The Islamic State (Isis) has released a video threatening attacks against Russia, even as suspicion grows over the extremist group's hand in the downing of the Russian passenger jet over the Sinai Peninsula. The threat is believed to be in retaliation to Russia's military airstrikes in Syria.

"Soon, very soon, the blood will spill like an ocean. The kafir throats will tremble from the knives. The Kremlin will be ours. We will make your wives concubines and make your children our slaves," declared the threat released on Thursday (12 November). The message was delivered in the Russian language over footage of Isis atrocities. The video was released by Al-Hayat Media Center, the militant group's foreign language media division.

Russia's security agencies, who claim to be aware of the video, said they were looking into it even though there was no specific threat. "I do not know the authenticity of this video, I do not know the authenticity of these sources, but in any case no doubt this will be material for review by our special services," Kremlin spokesman Dmitry Peskov told reporters.

Russian plane crash Sinai
Debris from a Russian airliner is seen at the crash site at the Hassana area in Arish city Mohamed Abd El Ghany/Reuters

Earlier in the week, Russian Prime Minister Dmitry Medvedev had publicly acknowledged that a bomb may have brought down the Sinai flight. Last week, the IS claimed responsibility for the 31 October crash of Russia's Kogalymavia flight A321 that killed all 224 people on board.

However, the group released no specific details to substantiate its claims. Although investigators in US, UK and Egypt have partially established a bomb being responsible for the crash, they are yet to give a complete report on the cause of the crash, especially of evidence indicating the involvement of the IS. Other possible causes include metal fatigue and a fuel explosion.

The IS has previously called for attacks on Russia and the United States in revenge for airstrikes against its fighters in Syria. Russian officials have acknowledged that their objective is to help the Bashar al-Asaad-led Syrian government retake territory from various opposition groups mainly the IS. At least 595 people, including civilians, have been killed by Russian air strikes in Syria nearly a month into Moscow's military campaign, monitoring group Syrian Observatory for Human Rights reported.

Meanwhile, Russian President Vladimir Putin announced the suspension of all passenger flights to Egypt on 6 November.
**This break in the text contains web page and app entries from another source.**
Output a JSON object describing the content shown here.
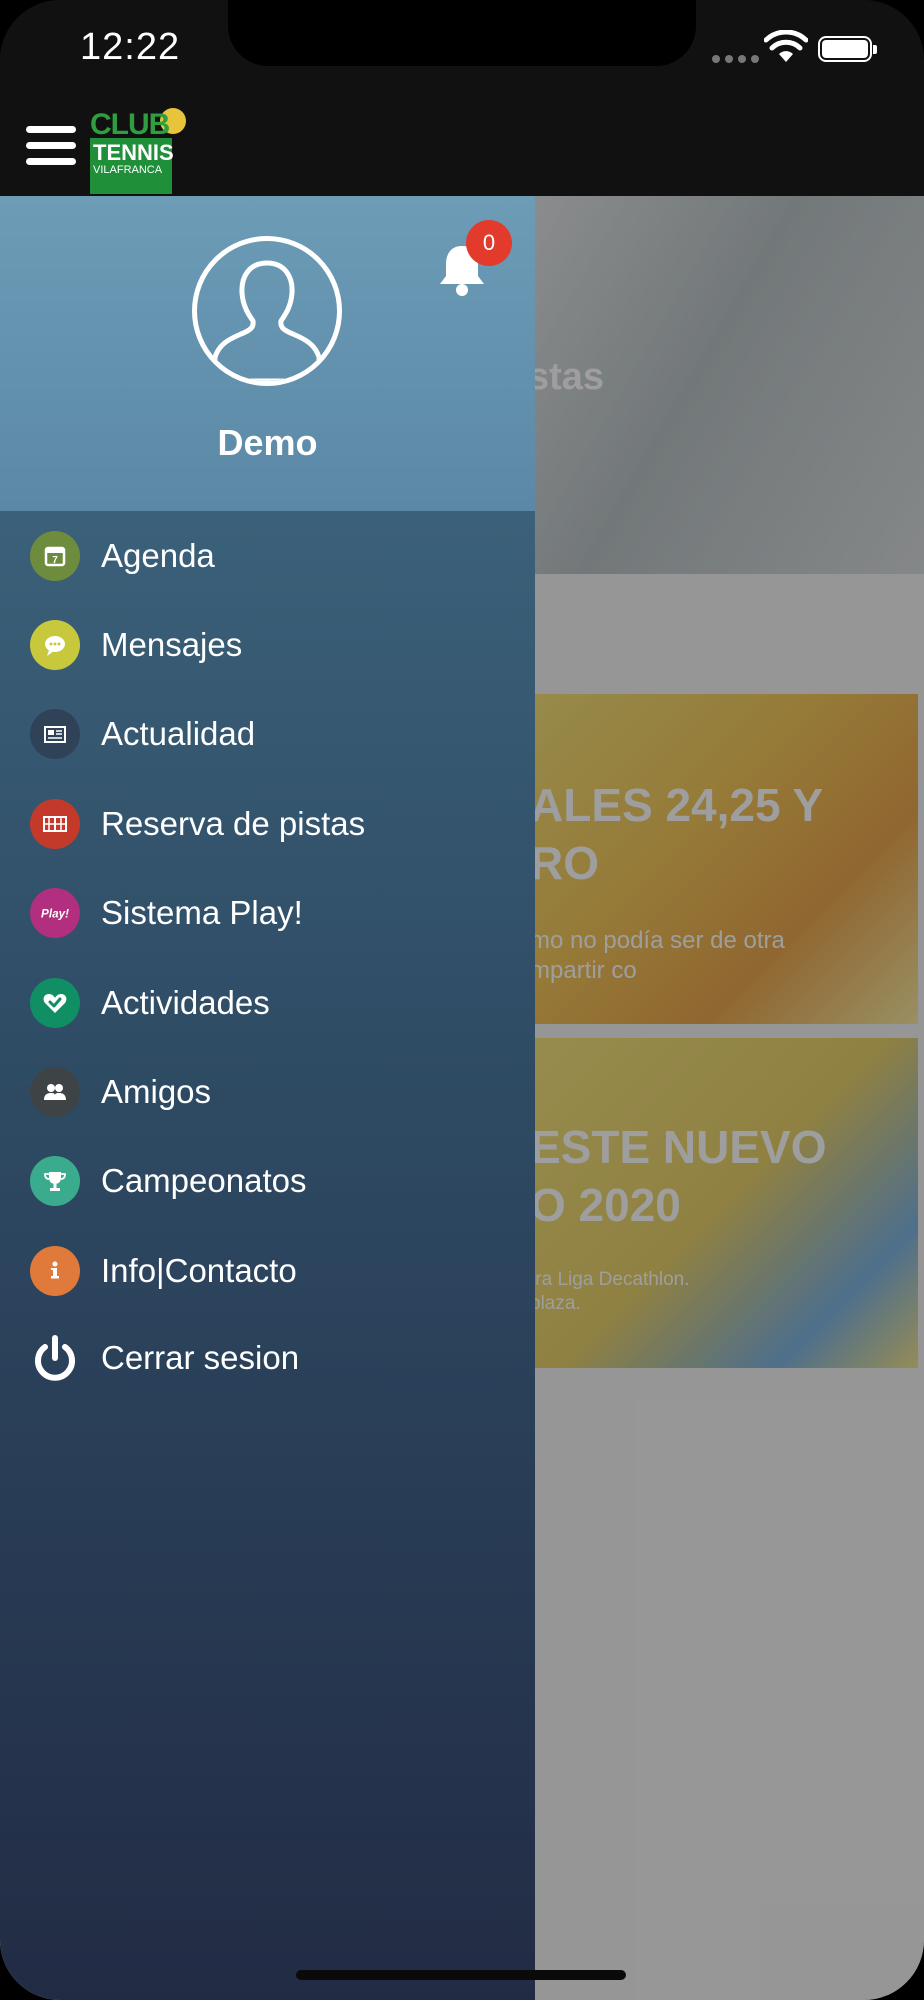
{
  "status_bar": {
    "time": "12:22"
  },
  "app": {
    "logo": {
      "line1": "CLUB",
      "line2": "TENNIS",
      "line3": "VILAFRANCA"
    }
  },
  "background": {
    "hero_title": "stas",
    "card1": {
      "title_line1": "ALES 24,25 Y",
      "title_line2": "RO",
      "text_line1": "mo no podía ser de otra",
      "text_line2": "mpartir co"
    },
    "card2": {
      "title_line1": "ESTE NUEVO",
      "title_line2": "O 2020",
      "text_line1": "tra Liga Decathlon.",
      "text_line2": "plaza."
    }
  },
  "drawer": {
    "user_name": "Demo",
    "notification_count": "0",
    "items": [
      {
        "label": "Agenda",
        "icon": "calendar-icon",
        "color": "#6e8c3e"
      },
      {
        "label": "Mensajes",
        "icon": "chat-icon",
        "color": "#c8c83c"
      },
      {
        "label": "Actualidad",
        "icon": "newspaper-icon",
        "color": "#2f4258"
      },
      {
        "label": "Reserva de pistas",
        "icon": "court-icon",
        "color": "#c43a2a"
      },
      {
        "label": "Sistema Play!",
        "icon": "play-badge-icon",
        "color": "#b12f7e"
      },
      {
        "label": "Actividades",
        "icon": "heart-check-icon",
        "color": "#0f8f63"
      },
      {
        "label": "Amigos",
        "icon": "friends-icon",
        "color": "#3e4446"
      },
      {
        "label": "Campeonatos",
        "icon": "trophy-icon",
        "color": "#3aab8c"
      },
      {
        "label": "Info|Contacto",
        "icon": "info-icon",
        "color": "#e07a3a"
      }
    ],
    "logout_label": "Cerrar sesion"
  }
}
Special flights have been arranged by his government to bring back more than 80,000 Russian tourists stranded in Egypt.